**What you need to do**
The answer must be every line from the entries below that includes "JSON".
═══ Recorded data ═══
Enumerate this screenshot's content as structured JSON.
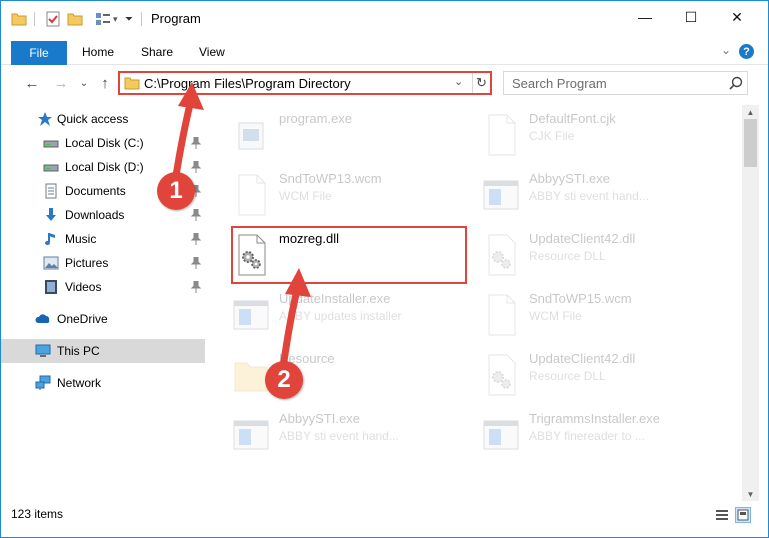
{
  "window": {
    "title": "Program",
    "controls": {
      "minimize": "—",
      "maximize": "☐",
      "close": "✕"
    }
  },
  "ribbon": {
    "tabs": [
      "File",
      "Home",
      "Share",
      "View"
    ],
    "collapse_glyph": "⌄",
    "help_glyph": "?"
  },
  "nav": {
    "back_glyph": "←",
    "forward_glyph": "→",
    "recent_glyph": "⌄",
    "up_glyph": "↑",
    "address": "C:\\Program Files\\Program Directory",
    "dropdown_glyph": "⌄",
    "refresh_glyph": "↻",
    "search_placeholder": "Search Program"
  },
  "sidebar": {
    "items": [
      {
        "label": "Quick access",
        "icon": "star-icon",
        "pinned": false
      },
      {
        "label": "Local Disk (C:)",
        "icon": "drive-icon",
        "pinned": true
      },
      {
        "label": "Local Disk (D:)",
        "icon": "drive-icon",
        "pinned": true
      },
      {
        "label": "Documents",
        "icon": "documents-icon",
        "pinned": true
      },
      {
        "label": "Downloads",
        "icon": "downloads-icon",
        "pinned": true
      },
      {
        "label": "Music",
        "icon": "music-icon",
        "pinned": true
      },
      {
        "label": "Pictures",
        "icon": "pictures-icon",
        "pinned": true
      },
      {
        "label": "Videos",
        "icon": "videos-icon",
        "pinned": true
      },
      {
        "label": "OneDrive",
        "icon": "onedrive-icon",
        "pinned": false
      },
      {
        "label": "This PC",
        "icon": "pc-icon",
        "pinned": false,
        "selected": true
      },
      {
        "label": "Network",
        "icon": "network-icon",
        "pinned": false
      }
    ]
  },
  "files": [
    {
      "name": "program.exe",
      "type": "",
      "icon": "exe-icon",
      "faded": true
    },
    {
      "name": "DefaultFont.cjk",
      "type": "CJK File",
      "icon": "blank-file-icon",
      "faded": true
    },
    {
      "name": "SndToWP13.wcm",
      "type": "WCM File",
      "icon": "blank-file-icon",
      "faded": true
    },
    {
      "name": "AbbyySTI.exe",
      "type": "ABBY sti event hand...",
      "icon": "window-app-icon",
      "faded": true
    },
    {
      "name": "mozreg.dll",
      "type": "",
      "icon": "dll-gear-icon",
      "faded": false
    },
    {
      "name": "UpdateClient42.dll",
      "type": "Resource DLL",
      "icon": "dll-gear-icon",
      "faded": true
    },
    {
      "name": "UpdateInstaller.exe",
      "type": "ABBY updates installer",
      "icon": "window-app-icon",
      "faded": true
    },
    {
      "name": "SndToWP15.wcm",
      "type": "WCM File",
      "icon": "blank-file-icon",
      "faded": true
    },
    {
      "name": "Resource",
      "type": "",
      "icon": "folder-icon",
      "faded": true
    },
    {
      "name": "UpdateClient42.dll",
      "type": "Resource DLL",
      "icon": "dll-gear-icon",
      "faded": true
    },
    {
      "name": "AbbyySTI.exe",
      "type": "ABBY sti event hand...",
      "icon": "window-app-icon",
      "faded": true
    },
    {
      "name": "TrigrammsInstaller.exe",
      "type": "ABBY finereader to ...",
      "icon": "window-app-icon",
      "faded": true
    }
  ],
  "status": {
    "item_count": "123 items"
  },
  "annotations": {
    "callout_1": "1",
    "callout_2": "2",
    "color": "#e0443a"
  },
  "colors": {
    "accent": "#1979ca",
    "highlight": "#e0443a",
    "selected": "#d9d9d9"
  }
}
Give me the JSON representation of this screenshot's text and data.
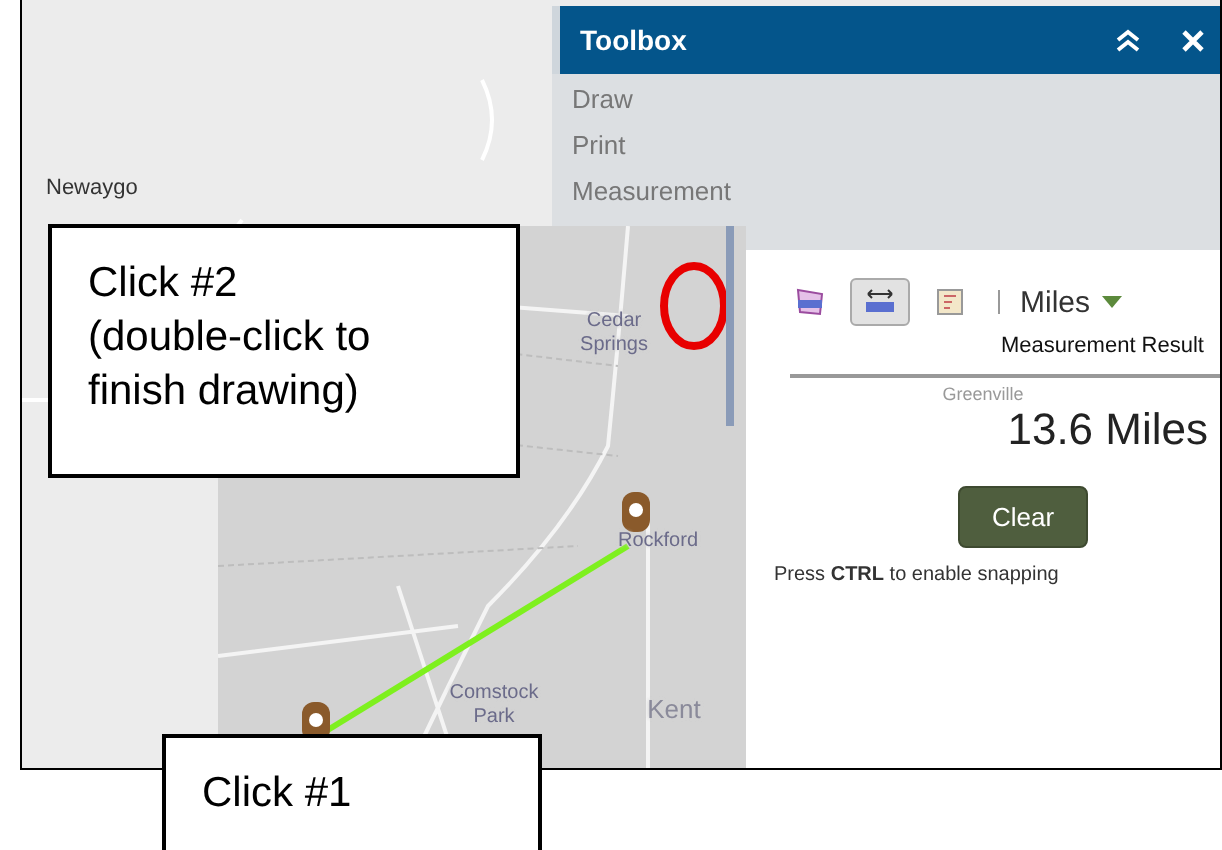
{
  "map": {
    "labels": [
      "Newaygo"
    ]
  },
  "toolbox": {
    "title": "Toolbox",
    "items": [
      "Draw",
      "Print",
      "Measurement"
    ]
  },
  "inset": {
    "labels": [
      "Cedar Springs",
      "Rockford",
      "Comstock Park",
      "Kent"
    ]
  },
  "measurement": {
    "tools": [
      {
        "kind": "area",
        "selected": false
      },
      {
        "kind": "distance",
        "selected": true
      },
      {
        "kind": "location",
        "selected": false
      }
    ],
    "unit": "Miles",
    "result_label": "Measurement Result",
    "background_label": "Greenville",
    "result": "13.6 Miles",
    "clear_button": "Clear",
    "hint": "Press **CTRL** to enable snapping"
  },
  "callouts": [
    [
      "Click #2",
      "(double-click to",
      "finish drawing)"
    ],
    [
      "Click #1"
    ]
  ]
}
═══
**Result of this task**
Enumerate this screenshot's content as structured JSON.
Give me the JSON representation of this screenshot's text and data.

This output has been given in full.